Compare data access approaches available in Oracle and Couchbase. Survey the five ways Couchbase exposes data, then take a look at the Couchbase SDKs and common APIs.

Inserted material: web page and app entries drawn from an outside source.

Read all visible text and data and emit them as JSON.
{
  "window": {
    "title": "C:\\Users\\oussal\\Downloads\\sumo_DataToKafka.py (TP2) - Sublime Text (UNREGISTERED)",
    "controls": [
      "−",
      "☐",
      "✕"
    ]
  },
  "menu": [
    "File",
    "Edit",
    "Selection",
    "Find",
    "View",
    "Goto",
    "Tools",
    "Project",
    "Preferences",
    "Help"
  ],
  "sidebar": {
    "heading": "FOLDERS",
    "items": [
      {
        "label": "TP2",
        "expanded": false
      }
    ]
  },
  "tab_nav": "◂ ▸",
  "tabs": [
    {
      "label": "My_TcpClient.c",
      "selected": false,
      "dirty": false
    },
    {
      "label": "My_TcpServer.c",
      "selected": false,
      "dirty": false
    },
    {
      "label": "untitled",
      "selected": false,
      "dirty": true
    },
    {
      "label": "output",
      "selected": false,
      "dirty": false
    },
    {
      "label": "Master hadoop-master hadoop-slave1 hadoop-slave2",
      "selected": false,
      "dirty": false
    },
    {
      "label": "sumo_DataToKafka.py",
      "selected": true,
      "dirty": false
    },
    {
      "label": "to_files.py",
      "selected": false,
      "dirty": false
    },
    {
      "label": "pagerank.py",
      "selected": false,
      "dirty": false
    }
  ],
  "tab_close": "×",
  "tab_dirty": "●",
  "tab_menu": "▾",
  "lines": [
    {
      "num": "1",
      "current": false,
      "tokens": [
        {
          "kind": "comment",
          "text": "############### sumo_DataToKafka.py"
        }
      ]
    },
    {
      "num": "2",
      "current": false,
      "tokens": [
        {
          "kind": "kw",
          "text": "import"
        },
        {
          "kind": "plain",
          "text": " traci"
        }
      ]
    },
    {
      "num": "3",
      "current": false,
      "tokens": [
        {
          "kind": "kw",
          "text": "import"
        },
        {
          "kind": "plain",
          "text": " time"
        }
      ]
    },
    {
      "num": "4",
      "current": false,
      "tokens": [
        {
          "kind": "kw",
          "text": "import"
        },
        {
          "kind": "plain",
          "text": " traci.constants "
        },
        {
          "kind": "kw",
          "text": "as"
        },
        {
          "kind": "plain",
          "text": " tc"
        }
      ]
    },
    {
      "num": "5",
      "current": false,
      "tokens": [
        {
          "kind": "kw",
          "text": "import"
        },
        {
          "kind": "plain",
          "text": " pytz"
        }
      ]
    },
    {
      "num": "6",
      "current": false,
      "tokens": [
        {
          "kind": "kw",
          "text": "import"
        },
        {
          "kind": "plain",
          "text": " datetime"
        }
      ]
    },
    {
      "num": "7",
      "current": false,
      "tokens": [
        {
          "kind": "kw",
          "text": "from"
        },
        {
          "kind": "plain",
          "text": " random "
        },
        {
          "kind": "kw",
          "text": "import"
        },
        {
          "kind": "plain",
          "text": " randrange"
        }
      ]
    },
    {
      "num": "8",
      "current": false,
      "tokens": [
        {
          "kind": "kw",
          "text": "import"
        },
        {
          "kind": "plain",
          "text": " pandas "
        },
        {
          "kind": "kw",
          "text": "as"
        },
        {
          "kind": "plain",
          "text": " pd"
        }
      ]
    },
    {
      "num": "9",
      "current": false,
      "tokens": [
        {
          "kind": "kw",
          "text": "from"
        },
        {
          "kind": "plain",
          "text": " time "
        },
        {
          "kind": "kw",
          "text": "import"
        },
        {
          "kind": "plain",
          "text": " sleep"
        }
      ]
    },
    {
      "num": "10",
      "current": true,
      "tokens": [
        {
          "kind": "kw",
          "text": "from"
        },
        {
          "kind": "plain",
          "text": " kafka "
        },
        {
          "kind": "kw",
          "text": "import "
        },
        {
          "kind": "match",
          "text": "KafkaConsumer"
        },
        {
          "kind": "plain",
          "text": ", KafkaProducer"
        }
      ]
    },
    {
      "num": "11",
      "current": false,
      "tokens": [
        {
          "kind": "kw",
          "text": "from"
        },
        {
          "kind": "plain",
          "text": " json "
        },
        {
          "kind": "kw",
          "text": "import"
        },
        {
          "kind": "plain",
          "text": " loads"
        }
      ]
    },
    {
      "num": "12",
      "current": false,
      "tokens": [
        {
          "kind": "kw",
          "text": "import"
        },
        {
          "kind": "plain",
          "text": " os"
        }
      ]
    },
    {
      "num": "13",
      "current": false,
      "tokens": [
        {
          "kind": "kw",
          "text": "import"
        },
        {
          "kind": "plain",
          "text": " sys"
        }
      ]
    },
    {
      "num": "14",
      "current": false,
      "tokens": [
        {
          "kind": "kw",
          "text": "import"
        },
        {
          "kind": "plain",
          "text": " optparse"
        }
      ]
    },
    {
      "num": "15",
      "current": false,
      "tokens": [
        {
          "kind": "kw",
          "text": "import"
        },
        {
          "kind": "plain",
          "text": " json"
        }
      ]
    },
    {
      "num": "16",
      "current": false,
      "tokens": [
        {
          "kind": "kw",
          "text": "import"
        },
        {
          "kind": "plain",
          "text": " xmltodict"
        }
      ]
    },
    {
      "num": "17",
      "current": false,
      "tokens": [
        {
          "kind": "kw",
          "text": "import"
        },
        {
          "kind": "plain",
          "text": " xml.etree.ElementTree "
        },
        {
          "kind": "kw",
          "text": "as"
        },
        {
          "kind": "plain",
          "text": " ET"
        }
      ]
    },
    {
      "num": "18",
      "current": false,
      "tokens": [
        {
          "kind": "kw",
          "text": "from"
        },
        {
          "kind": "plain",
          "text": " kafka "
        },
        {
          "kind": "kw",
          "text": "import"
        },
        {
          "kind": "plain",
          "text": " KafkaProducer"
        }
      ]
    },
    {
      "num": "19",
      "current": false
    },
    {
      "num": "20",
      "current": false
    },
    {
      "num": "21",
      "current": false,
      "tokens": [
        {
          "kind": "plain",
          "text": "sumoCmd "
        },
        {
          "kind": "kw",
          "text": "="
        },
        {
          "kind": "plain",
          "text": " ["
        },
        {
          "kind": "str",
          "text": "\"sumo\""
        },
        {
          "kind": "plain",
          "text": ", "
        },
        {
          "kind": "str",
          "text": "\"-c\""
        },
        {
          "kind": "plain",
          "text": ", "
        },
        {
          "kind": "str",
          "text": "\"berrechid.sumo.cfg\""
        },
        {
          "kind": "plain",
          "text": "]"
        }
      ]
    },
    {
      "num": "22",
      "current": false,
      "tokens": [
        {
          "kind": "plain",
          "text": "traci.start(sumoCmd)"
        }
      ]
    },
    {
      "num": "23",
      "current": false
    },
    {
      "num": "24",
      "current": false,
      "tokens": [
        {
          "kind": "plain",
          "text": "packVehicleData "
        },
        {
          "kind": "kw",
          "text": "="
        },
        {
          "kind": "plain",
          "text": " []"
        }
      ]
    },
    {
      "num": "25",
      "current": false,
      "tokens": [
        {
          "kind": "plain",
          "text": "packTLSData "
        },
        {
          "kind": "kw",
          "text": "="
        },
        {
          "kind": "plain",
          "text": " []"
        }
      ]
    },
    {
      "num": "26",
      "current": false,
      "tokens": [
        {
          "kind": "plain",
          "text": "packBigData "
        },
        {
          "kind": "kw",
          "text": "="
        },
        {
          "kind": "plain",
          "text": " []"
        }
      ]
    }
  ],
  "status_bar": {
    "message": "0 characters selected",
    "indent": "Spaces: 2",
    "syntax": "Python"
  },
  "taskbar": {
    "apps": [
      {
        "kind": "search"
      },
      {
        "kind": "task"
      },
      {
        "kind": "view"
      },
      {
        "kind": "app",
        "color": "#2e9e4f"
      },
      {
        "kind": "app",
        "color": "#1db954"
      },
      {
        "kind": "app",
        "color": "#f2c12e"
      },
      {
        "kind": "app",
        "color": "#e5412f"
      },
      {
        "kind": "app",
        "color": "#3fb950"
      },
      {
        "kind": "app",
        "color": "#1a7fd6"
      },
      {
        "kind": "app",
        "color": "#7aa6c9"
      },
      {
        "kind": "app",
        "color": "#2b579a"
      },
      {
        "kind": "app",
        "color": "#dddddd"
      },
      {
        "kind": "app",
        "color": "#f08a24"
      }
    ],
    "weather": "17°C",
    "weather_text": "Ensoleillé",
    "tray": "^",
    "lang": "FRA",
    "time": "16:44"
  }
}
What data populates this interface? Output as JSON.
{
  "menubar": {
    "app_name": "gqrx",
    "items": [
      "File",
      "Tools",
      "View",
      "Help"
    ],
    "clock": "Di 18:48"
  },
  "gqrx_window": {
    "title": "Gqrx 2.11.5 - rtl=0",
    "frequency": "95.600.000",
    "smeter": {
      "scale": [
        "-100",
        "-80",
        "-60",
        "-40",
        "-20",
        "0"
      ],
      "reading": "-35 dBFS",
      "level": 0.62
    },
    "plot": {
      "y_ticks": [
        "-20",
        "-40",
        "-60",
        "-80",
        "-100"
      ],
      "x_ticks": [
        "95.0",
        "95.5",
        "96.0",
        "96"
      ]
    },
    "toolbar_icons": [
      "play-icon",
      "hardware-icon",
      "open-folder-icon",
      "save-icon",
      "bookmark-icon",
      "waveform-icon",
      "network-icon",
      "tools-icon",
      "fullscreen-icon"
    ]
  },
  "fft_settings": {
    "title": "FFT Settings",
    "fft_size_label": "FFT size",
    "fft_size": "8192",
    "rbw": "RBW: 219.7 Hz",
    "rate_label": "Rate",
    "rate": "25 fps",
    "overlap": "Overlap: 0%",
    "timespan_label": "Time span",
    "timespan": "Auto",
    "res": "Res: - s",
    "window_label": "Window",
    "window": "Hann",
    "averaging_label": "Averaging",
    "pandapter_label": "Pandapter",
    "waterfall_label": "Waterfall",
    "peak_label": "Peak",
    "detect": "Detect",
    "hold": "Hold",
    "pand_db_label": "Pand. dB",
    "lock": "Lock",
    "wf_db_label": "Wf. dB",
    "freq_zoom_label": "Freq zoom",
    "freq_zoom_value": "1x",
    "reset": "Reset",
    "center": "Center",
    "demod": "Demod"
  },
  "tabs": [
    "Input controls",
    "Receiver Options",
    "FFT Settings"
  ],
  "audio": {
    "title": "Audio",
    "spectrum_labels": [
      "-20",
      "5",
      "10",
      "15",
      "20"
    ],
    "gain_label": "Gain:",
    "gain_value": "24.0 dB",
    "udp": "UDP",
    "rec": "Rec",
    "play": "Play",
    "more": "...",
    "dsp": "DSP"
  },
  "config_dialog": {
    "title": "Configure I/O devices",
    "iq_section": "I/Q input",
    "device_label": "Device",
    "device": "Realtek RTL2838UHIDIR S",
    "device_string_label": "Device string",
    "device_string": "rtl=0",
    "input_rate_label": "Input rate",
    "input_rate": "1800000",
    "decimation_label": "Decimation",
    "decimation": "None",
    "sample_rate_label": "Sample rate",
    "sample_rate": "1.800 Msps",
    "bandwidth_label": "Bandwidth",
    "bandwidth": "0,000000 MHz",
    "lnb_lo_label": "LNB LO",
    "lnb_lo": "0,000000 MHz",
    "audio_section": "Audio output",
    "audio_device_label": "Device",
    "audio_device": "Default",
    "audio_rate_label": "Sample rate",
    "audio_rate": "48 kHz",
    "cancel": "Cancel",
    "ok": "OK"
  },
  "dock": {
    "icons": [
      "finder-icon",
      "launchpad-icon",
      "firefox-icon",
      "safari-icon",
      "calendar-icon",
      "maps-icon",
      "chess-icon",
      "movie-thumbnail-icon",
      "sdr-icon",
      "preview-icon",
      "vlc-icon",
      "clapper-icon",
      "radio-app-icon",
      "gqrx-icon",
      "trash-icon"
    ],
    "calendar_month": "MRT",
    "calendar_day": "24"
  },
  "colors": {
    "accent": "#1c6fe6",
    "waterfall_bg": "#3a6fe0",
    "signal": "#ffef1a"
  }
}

- [Instructor] It's all well and good to track and aggregate massive data flows, but what matters most in the end is how you can access it and put all that data to work. Let's take a look at this side of the formula. For context, let's very briefly recap the many data access methods Oracle provides. It all begins and largely focuses upon SQL, the unquestionable leader in data access, supported by PL/SQL, Oracle's powerful procedural extension. Full text natural language search is also supported, as is XQuery for querying XML data. Oracle also provides JSON access support through SQL extensions, and SDKs are, of course, available for a wide array of languages. But you all know this better than most, so let's move on. How does Couchbase expose data? Applications access Couchbase services directly via our SDKs, which stay aligned with the current shape of your cluster via cluster map. Key value get/set operations or access to map-reduced views happen through direct contact with any node exposing the data service. On the other hand, N1QL queries will be passed to a query service node for planning which will then interact with the index and data services to complete and return the results of that query. Natural language queries are passed to the full text search service, which manages and replicates its own unique indexing. Eventing works a bit differently, in that it relies on our database change protocol to trigger further mutations in response to changes initiated via SDK. Analytical queries are also initiated via SDK and, like the rest, rely on the data service. These methods are accessible not only directly, but also via the offline-first architectures made possible by Couchbase mobile. And it's worth remembering that, although this illustration depicts all services on one node, in reality, your full cluster would be involved with various services scaled on appropriate hardware, again, all tracked by the SDK cluster map. Couchbase plays nicely with others. We directly support SDKs for virtually every major language, with even more supported by our opensource communities, and we directly support connectors for all the major players in the big data ecosystem, including ODBC/JDBC drivers. You can learn a lot quickly by scanning the basic profile of our standard APIs. Developers will work with cluster and bucket objects to insert, get, replace, upsert, and remove documents. You can also upend or prepend documents, which is a conceptual entry point to our whole API for subdocument manipulation. We support optimistic locking via CAS or check and set values. We also support automatic document expiration, which can be managed by extending the TTL, or time to live, for any given document. We support cluster-wide counters, and queries, whether N1QL or full text search, are passed how you might expect. N1QL queries can be assembled manually, or via a domain specific language available in our Java SDK. We also support reactive design patterns, including RxJava. As you'd expect, you build your query for either synchronous or asynchronous access, then handle the JSON it returns in the manner appropriate for whatever language you may be using. Full text search queries are exposed by a sensible API with many search types supported for the search strings you pass along. Result faceting, limiting, highlighting, and similar features you'd expect from a full text search solution are also exposed in sensible ways in the SDK. And because enterprise code commonly happens in a broader context, we also support major frameworks your development teams may well already have in use, such as Spring, for which we support the Spring Data Couchbase project, or .Net, for which we support the Couchbase .Net LINQ provider. Let's take a brief look here at where to go to find more information about our SDKs, connectors, and framework integrations. You're already looking at our online training site, training.couchbase.com/online. You'll find, beyond these introductory courses, we also have language specific courses introducing our SDKs for Java, Node.js, C#, and PHP. If you go to developer.couchbase.com, you can find all our documentation. You'll find that we have documentation specific to the SDK for each of these supported languages as well as some community supported languages like Ruby. And you'll want to keep your eye on blog.couchbase.com. This is where you can find deep and rich technical articles by the world's best Couchbase experts. So you'll find topics like Couchbase GSI Index partitioning in Couchbase 5.5, observability with the Java SDK, X.509 certificate authentication, a lot more. So what have we learned? When your application will connect directly to your Couchbase services, wherever they may be in your cluster, via SDK, your application will have continual awareness of the shape of your cluster via the cluster map. In turn, the services mutually interact as required. We directly support SDKs for seven major languages, with even more supported in our opensource communities, and we directly support connectors for all the major players in the big data ecosystem. Last, we also directly support framework integrations for Spring and .Net. Next up, we're going to get to the heart of one of the biggest questions for any traditional database expert who's exploring the world of document databases. How do tables and documents compare as storage architectures? Stick around.
This course was created by Couchbase Learning Services. We are honored to host this training in our library.